As of today then, I have bagged 123 of the 330 Wainwrights on my second round so have 207 to go. As I type I hope my next walk is only 48 hours away as I do plan to go at the weekend, so fingers crossed for the weather.

On the summit

On the summit

Seeing as I am in Norway to work until Wednesday I think it’s time for one of my occasional ‘International Guest Apperance’ walks. This is such a spectacular country, with a strong fellwalking tradition, it seems churlish not to at least try to get out into the fjell (mountains) when I’m here. Particularly when the weather was as superb as it was yesterday, Saturday 30th September. This despite being in Tromsø, the northernmost large city on the planet, at about 69º 40′ N…. but with weather of around 16ºC on the last day of September, time to get out.

View back to Tromsø

View back to Tromsø city, with the jagged mountains of Kvaløy (Whale Island) behind

Destination for this hike was the peak of Tromsdalstinden (Tromsdale Pike), which rises just to the east of the city. It’s 1,236 meters high, or 4,055 feet, making it far higher than any fell in the Lakes, and you have to climb pretty much all of it. It’s a bouldery wasteland on the top, but a fine climb nonetheless, with spectacular views. So I’ve added this page about the walk to the list of ‘International Walks‘ page, making it the third Norwegian hike to feature.

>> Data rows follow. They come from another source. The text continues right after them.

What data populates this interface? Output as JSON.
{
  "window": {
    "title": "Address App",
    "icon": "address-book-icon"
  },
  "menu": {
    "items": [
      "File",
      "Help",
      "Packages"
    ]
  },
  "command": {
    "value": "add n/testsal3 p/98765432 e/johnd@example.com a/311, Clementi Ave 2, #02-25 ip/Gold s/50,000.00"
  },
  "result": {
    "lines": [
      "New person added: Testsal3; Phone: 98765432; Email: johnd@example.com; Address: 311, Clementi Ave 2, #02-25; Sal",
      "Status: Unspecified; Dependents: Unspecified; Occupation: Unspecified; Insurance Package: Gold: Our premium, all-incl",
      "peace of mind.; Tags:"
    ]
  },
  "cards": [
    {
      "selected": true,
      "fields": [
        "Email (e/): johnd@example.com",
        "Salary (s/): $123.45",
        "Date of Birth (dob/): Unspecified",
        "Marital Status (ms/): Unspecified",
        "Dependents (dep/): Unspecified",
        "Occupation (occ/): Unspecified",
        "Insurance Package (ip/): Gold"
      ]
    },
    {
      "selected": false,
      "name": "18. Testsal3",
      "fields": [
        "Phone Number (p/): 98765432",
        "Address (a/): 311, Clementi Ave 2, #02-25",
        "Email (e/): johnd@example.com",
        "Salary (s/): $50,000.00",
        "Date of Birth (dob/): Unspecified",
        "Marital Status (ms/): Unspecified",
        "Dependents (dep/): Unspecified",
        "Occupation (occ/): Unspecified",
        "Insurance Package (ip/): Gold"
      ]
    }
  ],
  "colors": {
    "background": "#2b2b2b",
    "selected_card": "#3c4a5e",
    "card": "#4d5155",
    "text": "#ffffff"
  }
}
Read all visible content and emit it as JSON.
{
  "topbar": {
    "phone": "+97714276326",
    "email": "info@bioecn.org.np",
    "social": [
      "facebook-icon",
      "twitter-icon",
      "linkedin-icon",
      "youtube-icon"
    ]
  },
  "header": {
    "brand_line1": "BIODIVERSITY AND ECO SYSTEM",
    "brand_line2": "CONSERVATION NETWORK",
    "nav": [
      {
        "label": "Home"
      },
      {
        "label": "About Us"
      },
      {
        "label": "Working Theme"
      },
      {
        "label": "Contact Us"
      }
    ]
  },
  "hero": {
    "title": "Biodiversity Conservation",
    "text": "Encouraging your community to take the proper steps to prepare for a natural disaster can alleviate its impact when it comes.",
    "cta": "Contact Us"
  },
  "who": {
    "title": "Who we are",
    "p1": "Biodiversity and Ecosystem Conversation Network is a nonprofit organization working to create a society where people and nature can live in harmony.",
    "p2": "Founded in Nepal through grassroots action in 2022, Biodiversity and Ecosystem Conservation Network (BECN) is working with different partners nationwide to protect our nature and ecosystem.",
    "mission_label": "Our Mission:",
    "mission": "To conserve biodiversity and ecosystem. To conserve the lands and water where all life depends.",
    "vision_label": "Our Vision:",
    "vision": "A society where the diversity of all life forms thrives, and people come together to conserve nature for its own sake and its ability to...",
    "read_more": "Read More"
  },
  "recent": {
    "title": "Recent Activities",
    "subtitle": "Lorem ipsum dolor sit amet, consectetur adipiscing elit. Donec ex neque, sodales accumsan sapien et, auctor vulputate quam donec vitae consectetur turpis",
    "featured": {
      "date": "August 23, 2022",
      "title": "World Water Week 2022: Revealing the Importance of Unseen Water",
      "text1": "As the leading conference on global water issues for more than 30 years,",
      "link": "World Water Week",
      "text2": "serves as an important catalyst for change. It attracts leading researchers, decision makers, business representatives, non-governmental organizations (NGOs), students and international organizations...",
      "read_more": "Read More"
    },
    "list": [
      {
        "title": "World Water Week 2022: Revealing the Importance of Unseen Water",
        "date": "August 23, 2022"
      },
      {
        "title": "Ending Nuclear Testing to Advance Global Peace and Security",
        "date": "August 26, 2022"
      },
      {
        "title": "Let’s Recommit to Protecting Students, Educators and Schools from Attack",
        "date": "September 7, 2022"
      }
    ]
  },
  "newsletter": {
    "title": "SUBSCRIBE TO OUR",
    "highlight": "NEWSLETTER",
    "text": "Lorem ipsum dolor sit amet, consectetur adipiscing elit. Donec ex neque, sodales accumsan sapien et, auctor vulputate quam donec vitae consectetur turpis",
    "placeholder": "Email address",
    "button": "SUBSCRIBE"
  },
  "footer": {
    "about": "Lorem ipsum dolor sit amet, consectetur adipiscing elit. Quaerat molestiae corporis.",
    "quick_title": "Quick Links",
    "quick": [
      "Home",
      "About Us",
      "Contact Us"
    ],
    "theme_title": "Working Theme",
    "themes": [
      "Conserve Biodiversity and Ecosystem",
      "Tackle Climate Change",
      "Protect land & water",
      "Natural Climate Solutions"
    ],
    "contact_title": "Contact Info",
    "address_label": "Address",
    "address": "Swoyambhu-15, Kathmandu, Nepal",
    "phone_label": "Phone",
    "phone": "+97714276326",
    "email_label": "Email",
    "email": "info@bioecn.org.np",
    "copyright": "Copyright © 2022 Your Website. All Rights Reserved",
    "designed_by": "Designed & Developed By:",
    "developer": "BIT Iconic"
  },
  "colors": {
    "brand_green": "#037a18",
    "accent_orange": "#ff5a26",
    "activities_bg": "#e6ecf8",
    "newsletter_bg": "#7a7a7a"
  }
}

I hope to be back to the Wainwrights next weekend, 7th Oct, if not that then the following one.


Walk 136: Buttermere

September 17, 2017

Buttermere valley

The Buttermere valley. What’s not to like?

Friday 15th September saw me on walk 136 around the Buttermere area — a very pleasant slice of countryside, as you can see from this picture. That’s the High Stile – High Crag ridge, but my destinations today lay on the other side of the valley, in the North-Western fells. I bagged three — Rannerdale Knotts (small, but perfectly formed), Wandope and Whiteless Pike (pictured below). All worth doing, though the haul up to Wandope’s summit via the Addacomb Hole ridge was a very steep climb.

Whiteless Pike ridge

Looking along the ridge to Whiteless Pike. Note the walker in the col.

You can read all the details and see several more photographs on the walk 136 page.

As of today, then, I have done 121 of the 330 Wainwrights in my second round, thus have 209 to go. My next walk should be in the first weekend of October, all going well.

Boat on Coniston Water

Boat on Coniston Water, looking to the head of the lake.

It’s that time of year when work and not-work have to kind of meld into each other, like one of those back-and-forth edits in Easy Rider. The sun came out, which it has done only infrequently in this rather dull summer, and Joe needed some fresh air so I tempted him out on walk 135, which bagged three of the Outlying Fells a second time: Yew Bank and Wool Knott from the Woodland Fell chapter, and Beacon Fell. Mostly a good walk, on a very fine day: but there is a crappy passage in the middle, which means I would reorganise the walk if I ever did it again. Still, with this being the second (and, I assure you, final) time I will be doing all the Wainwrights, I may never go back…

Yew Bank summit

Yew Bank summit, cairn, Joe and others.

But apart from that it was a pleasant walk in a very attractive and low-stress part of the world. And it contained a boat trip as well. Read all about it on the walk 135 and associated fell pages.

As of today, then, I have done 118 of the 330 Wainwrights in my second round, thus have 212 to go. Definitely no more until at least the first week in September, though. Hope you are enjoying your own summer, however it is panning out.